Round Robin Blog Hop - February 2019 Love, sex, & relationships in books. What seems acceptable, is it now necessary, and what is going too far.
Relationships, whether romantic, adversarial, work related, family or friendship are what life is all about, so in my opinion, any book that does not include them is as flat as if a steam roller ran them down. One of the reasons I enjoyed (before they became so repetitive) the books by W.E.B.Griffin was the diverse relationships he showcased. His earliest books were all about men at war, and then policework – mostly a man’s world, but his characters had wives and sweethearts, daughters and sisters so there were bits of romance tucked into the storie. He also included the whole gamut of interactions between officers and non-coms, civilians, politicians, bosses and subordinates. Some were supportive, some not so much. Some added significant tension to the stories themselves. As the series went on, the relationships developed and grew, and that’s why I loved his books.

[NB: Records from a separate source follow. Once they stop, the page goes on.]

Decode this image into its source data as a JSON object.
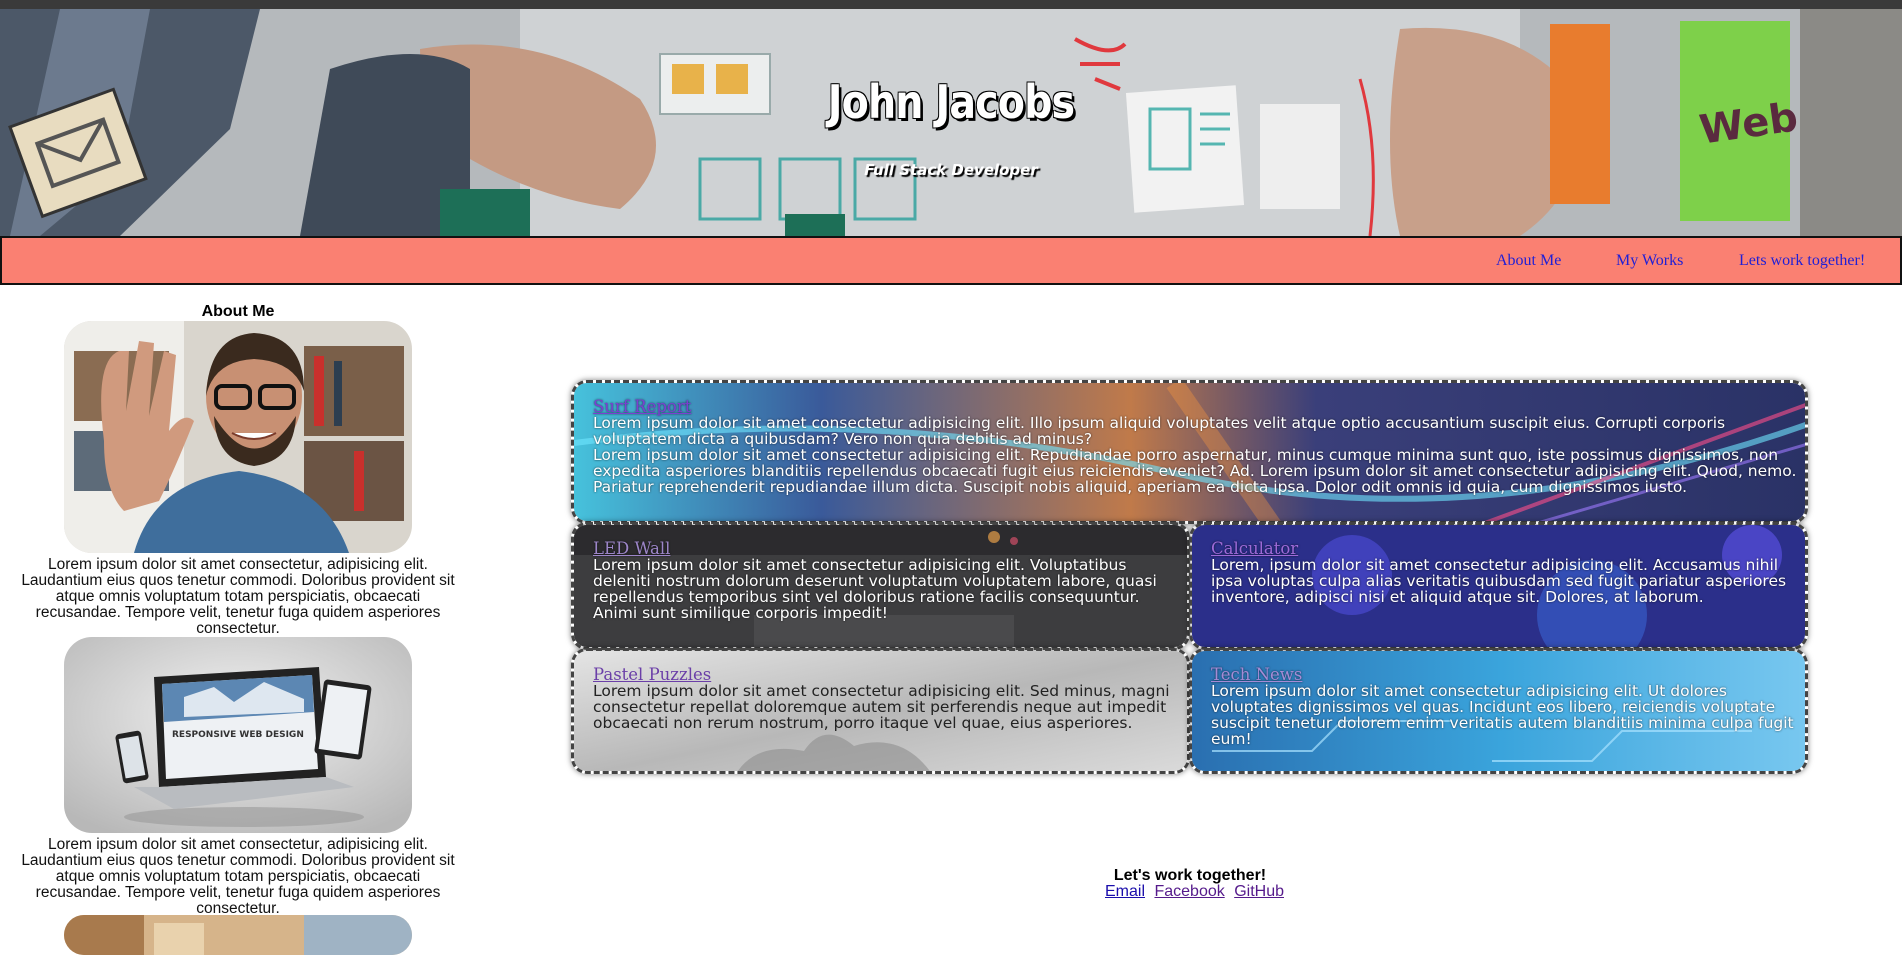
{
  "hero": {
    "title": "John Jacobs",
    "subtitle": "Full Stack Developer",
    "sticky_note_text": "Web"
  },
  "nav": {
    "items": [
      {
        "label": "About Me"
      },
      {
        "label": "My Works"
      },
      {
        "label": "Lets work together!"
      }
    ]
  },
  "aside": {
    "heading": "About Me",
    "bio_1": "Lorem ipsum dolor sit amet consectetur, adipisicing elit. Laudantium eius quos tenetur commodi. Doloribus provident sit atque omnis voluptatum totam perspiciatis, obcaecati recusandae. Tempore velit, tenetur fuga quidem asperiores consectetur.",
    "bio_2": "Lorem ipsum dolor sit amet consectetur, adipisicing elit. Laudantium eius quos tenetur commodi. Doloribus provident sit atque omnis voluptatum totam perspiciatis, obcaecati recusandae. Tempore velit, tenetur fuga quidem asperiores consectetur.",
    "device_screen_text": "RESPONSIVE WEB DESIGN"
  },
  "projects": [
    {
      "title": "Surf Report",
      "text_1": "Lorem ipsum dolor sit amet consectetur adipisicing elit. Illo ipsum aliquid voluptates velit atque optio accusantium suscipit eius. Corrupti corporis voluptatem dicta a quibusdam? Vero non quia debitis ad minus?",
      "text_2": "Lorem ipsum dolor sit amet consectetur adipisicing elit. Repudiandae porro aspernatur, minus cumque minima sunt quo, iste possimus dignissimos, non expedita asperiores blanditiis repellendus obcaecati fugit eius reiciendis eveniet? Ad. Lorem ipsum dolor sit amet consectetur adipisicing elit. Quod, nemo. Pariatur reprehenderit repudiandae illum dicta. Suscipit nobis aliquid, aperiam ea dicta ipsa. Dolor odit omnis id quia, cum dignissimos iusto."
    },
    {
      "title": "LED Wall",
      "text": "Lorem ipsum dolor sit amet consectetur adipisicing elit. Voluptatibus deleniti nostrum dolorum deserunt voluptatum voluptatem labore, quasi repellendus temporibus sint vel doloribus ratione facilis consequuntur. Animi sunt similique corporis impedit!"
    },
    {
      "title": "Calculator",
      "text": "Lorem, ipsum dolor sit amet consectetur adipisicing elit. Accusamus nihil ipsa voluptas culpa alias veritatis quibusdam sed fugit pariatur asperiores inventore, adipisci nisi et aliquid atque sit. Dolores, at laborum."
    },
    {
      "title": "Pastel Puzzles",
      "text": "Lorem ipsum dolor sit amet consectetur adipisicing elit. Sed minus, magni consectetur repellat doloremque autem sit perferendis neque aut impedit obcaecati non rerum nostrum, porro itaque vel quae, eius asperiores."
    },
    {
      "title": "Tech News",
      "text": "Lorem ipsum dolor sit amet consectetur adipisicing elit. Ut dolores voluptates dignissimos vel quas. Incidunt eos libero, reiciendis voluptate suscipit tenetur dolorem enim veritatis autem blanditiis minima culpa fugit eum!"
    }
  ],
  "footer": {
    "heading": "Let's work together!",
    "links": [
      {
        "label": "Email"
      },
      {
        "label": "Facebook"
      },
      {
        "label": "GitHub"
      }
    ]
  },
  "colors": {
    "nav_background": "#fa8072",
    "link_blue": "#1f1fd6",
    "link_visited": "#551a8b"
  }
}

Once upon a time romances, in spite of being called bodice rippers with suggestive covers, never showed the actual act of lovemaking. As a young woman, I read and loved Georgette Heyer. Her characters were complex and compelling, and I devoured her stories, but I missed that culmination of the falling in love and making love. Today some books, especially those in the clean read/inspirational genre still stop at the bedroom door, but at the other end of the spectrum, there are books that are little more than a thinly plotted excuse to see how many ways one can describe inserting tab A into slot B. I read neither. I’m not a prude, by any stretch of the imagination, but reading two hundred or more pages with two people, panting and sweating and pawing at each other and little else is a waste of my time and money. Emotions, conflicts, life dreams, life’s wounds, and so much more make our characters come alive and add color to a story, making the outcome a compelling read. Letting the reader follow the couple who have fallen in love into the bedroom is like the icing on the cake. The cake was tasty on its own, but the icing added flavor and spice and lets the reader enjoy the entire experience of falling in love.
In action adventure types of stories, love and sex often gets skipped entirely, but even there I think it adds authenticity to the characters themselves. As the saying goes, “no man is an island.” A man or woman who lives life on the edge, as a spy, or a tier one soldier, or a swat team member, firefighter, or law enforcement officer, is more than just the job. He or she is someone’s husband or wife or sweetheart. And including how those relationships impact his or her life and actions, thoughts, emotions and decisions makes him or her a far more compelling character. Do we need to go into the bedroom with them and see them in the act? No. Not necessarily. But maybe a hint of that passion is not a bad thing either. In a recent Tom Clancy book I listened to on Audio one of his main characters became emotionally and eventually sexually involved with another character while on an undercover mission. What began as a cover story became real for that man and woman and when the woman was killed it impacted the man. I just finished the next book in that series and the loss of that woman he cared about is now part of his psyche – part of who he is and it impacts his decision making, adding tension and realism that wouldn’t be there if this author had chosen not to show him coming to care for the woman and making love to her only to lose her.
I love Jack Reacher stories, but even I have to admit there isn’t much about Jack that makes me care about him personally in most of the stories. Of course, I want him to triumph over the bad guys, but there’s very little character development to make me care about him. The Jack Reacher stories that stick with me, are the rare ones that show him in relationships: with Sgt Neagley (whose personal issues are more compelling than Reacher’s,) his father or brother. Too bad those stories are in the minority. And when Reacher has sex with a woman, it’s just about the sex, with no emotional involvement and I find that a waste of words. How much more compelling are Tom Clancy’s Jack Ryan, Michael Connelly’s Harry Bosch and W.E.B. Griffin’s Matt Payne, all of whom have issues with their bosses and love relationships that give them depth and make them captivating characters we not only care about while reading the book, but remember them long after we turn the last page.
So, my conclusion as I’ve considered this question is that sex and love, are like the spice of life. Too much sugar and you have a Hallmark story that’s okay but not very memorable, or too much sex with no emotional context and it’s very close to porn and equally unmemorable. I want to have my characters find love whether they are involved in chasing bad guys or teaching kindergarten and I want to enjoy all the falling in love experience, including the sex. But a few drops of vanilla or a teaspoon of spice is all it takes to make a cookie scrumptious, not a whole cup. It’s the same with the books I read and the ones I write.
How about these other authors? How do they approach sex and love in their books?
Dr. Bob Rich
Rhobin L Courtright